"We look for the Star of the Nativity to light her light over all of the world. We hope that every year will be like the year 2000," said Jahshin.
Her husband Issam, meanwhile, was hoping the visits by the religious and political leadership of eastern Europe, the Balkans and the former Soviet Union would lead to more practical gains for the Christian tourist-based economy here by heralding the arrival of more tourists in the millennial year.
"I hope that there will be more business, more tourists, peace in Palestine and peace with Israel, Syria and Lebanon," said Jahshin, a manager at a Jerusalem hotel maintained by the YMCA.
The religious leaders gathered here were also looking to the theological significance of the Christmas gathering. They described it as a prelude to a formal "Great Synod" conference among the Eastern Orthodox churches of the sort that has not been held since the 8th century.
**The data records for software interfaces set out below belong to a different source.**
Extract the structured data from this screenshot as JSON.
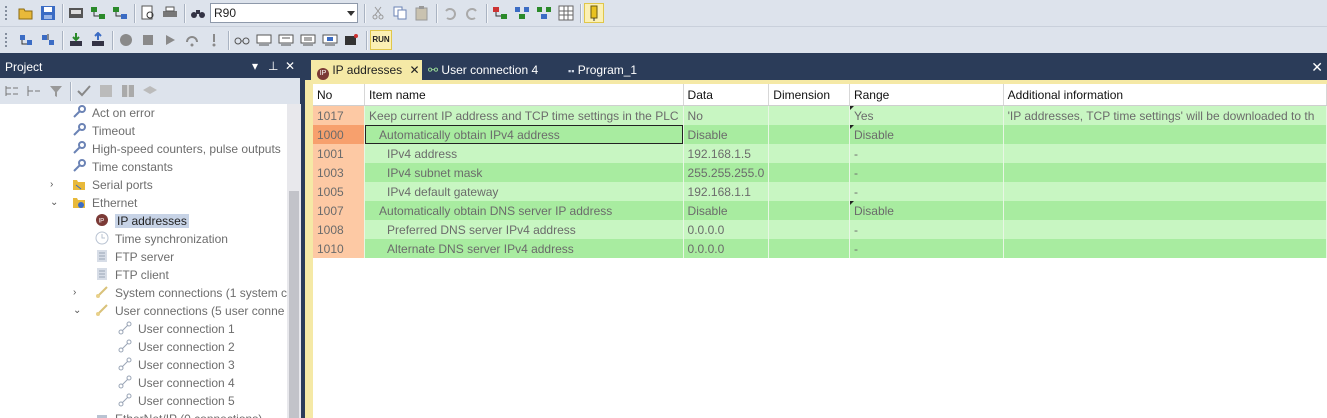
{
  "toolbar": {
    "search_combo_value": "R90",
    "run_label": "RUN"
  },
  "project_panel": {
    "title": "Project",
    "pin": "▾ ⊓ ✕"
  },
  "tree": [
    {
      "label": "Act on error",
      "indent": 1,
      "icon": "wrench-icon"
    },
    {
      "label": "Timeout",
      "indent": 1,
      "icon": "wrench-icon"
    },
    {
      "label": "High-speed counters, pulse outputs",
      "indent": 1,
      "icon": "wrench-icon"
    },
    {
      "label": "Time constants",
      "indent": 1,
      "icon": "wrench-icon"
    },
    {
      "label": "Serial ports",
      "indent": 1,
      "icon": "folder-icon",
      "expander": "›"
    },
    {
      "label": "Ethernet",
      "indent": 1,
      "icon": "folder-globe-icon",
      "expander": "⌄"
    },
    {
      "label": "IP addresses",
      "indent": 2,
      "icon": "ip-icon",
      "selected": true
    },
    {
      "label": "Time synchronization",
      "indent": 2,
      "icon": "clock-icon"
    },
    {
      "label": "FTP server",
      "indent": 2,
      "icon": "server-icon"
    },
    {
      "label": "FTP client",
      "indent": 2,
      "icon": "server-icon"
    },
    {
      "label": "System connections (1 system c",
      "indent": 2,
      "icon": "connection-icon",
      "expander": "›"
    },
    {
      "label": "User connections (5 user conne",
      "indent": 2,
      "icon": "connection-icon",
      "expander": "⌄"
    },
    {
      "label": "User connection 1",
      "indent": 3,
      "icon": "link-icon"
    },
    {
      "label": "User connection 2",
      "indent": 3,
      "icon": "link-icon"
    },
    {
      "label": "User connection 3",
      "indent": 3,
      "icon": "link-icon"
    },
    {
      "label": "User connection 4",
      "indent": 3,
      "icon": "link-icon"
    },
    {
      "label": "User connection 5",
      "indent": 3,
      "icon": "link-icon"
    },
    {
      "label": "EtherNet/IP (0 connections)",
      "indent": 2,
      "icon": "net-icon"
    }
  ],
  "tabs": [
    {
      "label": "IP addresses",
      "close": "✕",
      "active": true,
      "icon": "ip-icon"
    },
    {
      "label": "User connection 4",
      "active": false,
      "icon": "link-icon"
    },
    {
      "label": "Program_1",
      "active": false,
      "icon": "program-icon"
    }
  ],
  "doc_close": "✕",
  "grid": {
    "columns": [
      "No",
      "Item name",
      "Data",
      "Dimension",
      "Range",
      "Additional information"
    ],
    "rows": [
      {
        "no": "1017",
        "item": "Keep current IP address and TCP time settings in the PLC",
        "data": "No",
        "dim": "",
        "range": "Yes",
        "info": "'IP addresses, TCP time settings' will be downloaded to th"
      },
      {
        "no": "1000",
        "item": "Automatically obtain IPv4 address",
        "data": "Disable",
        "dim": "",
        "range": "Disable",
        "info": ""
      },
      {
        "no": "1001",
        "item": "IPv4 address",
        "data": "192.168.1.5",
        "dim": "",
        "range": "-",
        "info": ""
      },
      {
        "no": "1003",
        "item": "IPv4 subnet mask",
        "data": "255.255.255.0",
        "dim": "",
        "range": "-",
        "info": ""
      },
      {
        "no": "1005",
        "item": "IPv4 default gateway",
        "data": "192.168.1.1",
        "dim": "",
        "range": "-",
        "info": ""
      },
      {
        "no": "1007",
        "item": "Automatically obtain DNS server IP address",
        "data": "Disable",
        "dim": "",
        "range": "Disable",
        "info": ""
      },
      {
        "no": "1008",
        "item": "Preferred DNS server IPv4 address",
        "data": "0.0.0.0",
        "dim": "",
        "range": "-",
        "info": ""
      },
      {
        "no": "1010",
        "item": "Alternate DNS server IPv4 address",
        "data": "0.0.0.0",
        "dim": "",
        "range": "-",
        "info": ""
      }
    ]
  }
}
A series of meetings between the pan-Orthodox leadership over the past two days have laid the groundwork for such an event, said Archbishop Szymon of Poland, who presides over the church in the Lodz region.
"This is a preparation for a pan-Orthodox council to talk about different religious points," he said. "Separation is not good. The church should become one, unified. But in what time that will happen, we shall have to see."
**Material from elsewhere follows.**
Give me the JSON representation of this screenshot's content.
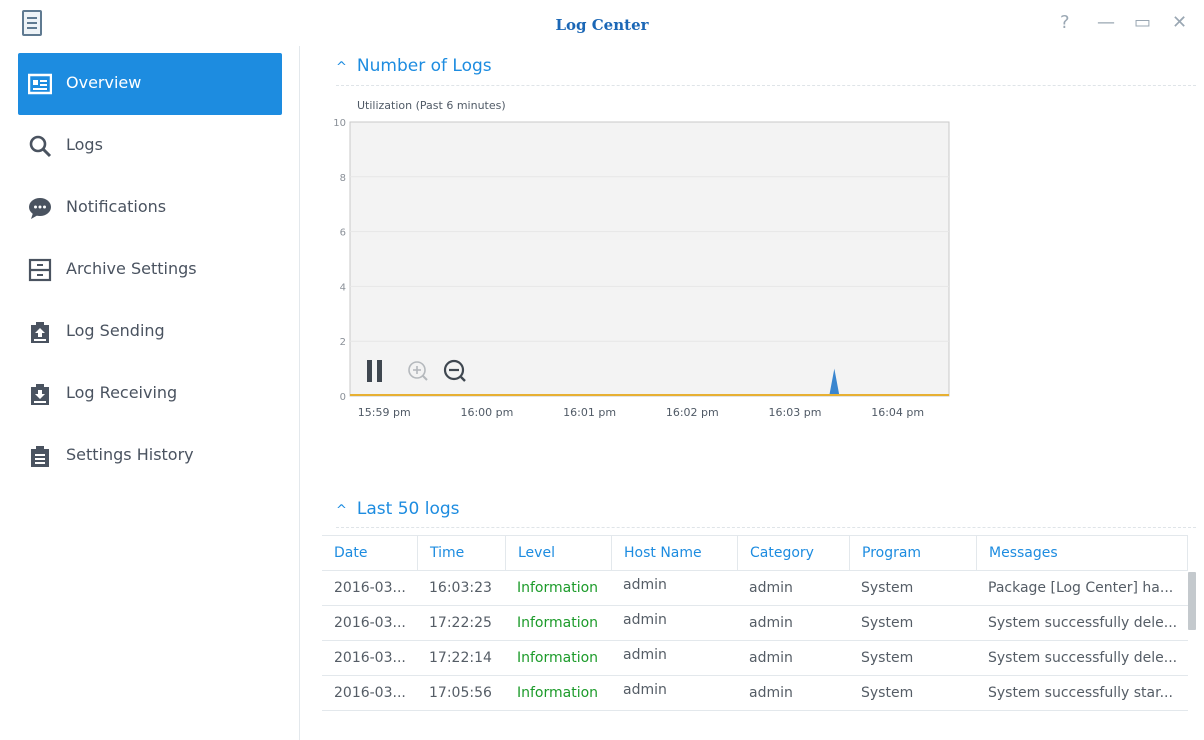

Ecumenical Patriarch Bartholomew, the spiritual head of Orthodoxy, has been a strong supporter of unification moves.
But some Orthodox figures fear such a reorganization might encroach on the traditional autonomy of the 15 churches of the Orthodox organized largely around national identities.
In addition, the 15 patriarchs and archbishops who lead the various Orthodox church denominations are eager to preserve the equality they all enjoy in the religious world where Bartholomew is regarded as a "first among equals" rather than as a papal figure with absolute doctrinal authority.
"One of the big differences in the Eastern churches is that they don't accept the primacy of a pope as in the Roman Catholic world," said Bishop Jann, a religious leader of the younger generation of the Orthodox Church in Albania. "Still we face problems in terms of how to organize ourselves today."
The problems include greater demands for autonomy from congregations in ethnic locales ranging from Estonia to Arab Palestine. A large section of Israel's 100,000 Arab Orthodox population, in fact, is today revolting against the authority of the dominant Greek church here.
On Wednesday several hundred Palestinians gathered in Jerusalem outside of the patriarchs' meeting to protest the local Orthodox church's alleged misuse of monies from the rental of vast church properties as well as its neglect of local Arab community needs.
Conversely, Orthodox leaders today must grapple with congregations of adherents who have been radically shuffled and displaced by the mass population movements of the last century.
No longer are Greek, Russian, and Balkan denominations of believers neatly organized according to ethnic affiliation in the old strongholds of the former Soviet Union, the Balkans and eastern Europe. Instead, they have become increasingly mixed and dispersed throughout Western Europe and the Americas.
"There is a new Orthodox diaspora emerging," said Jann. "And we have to come to grips with that."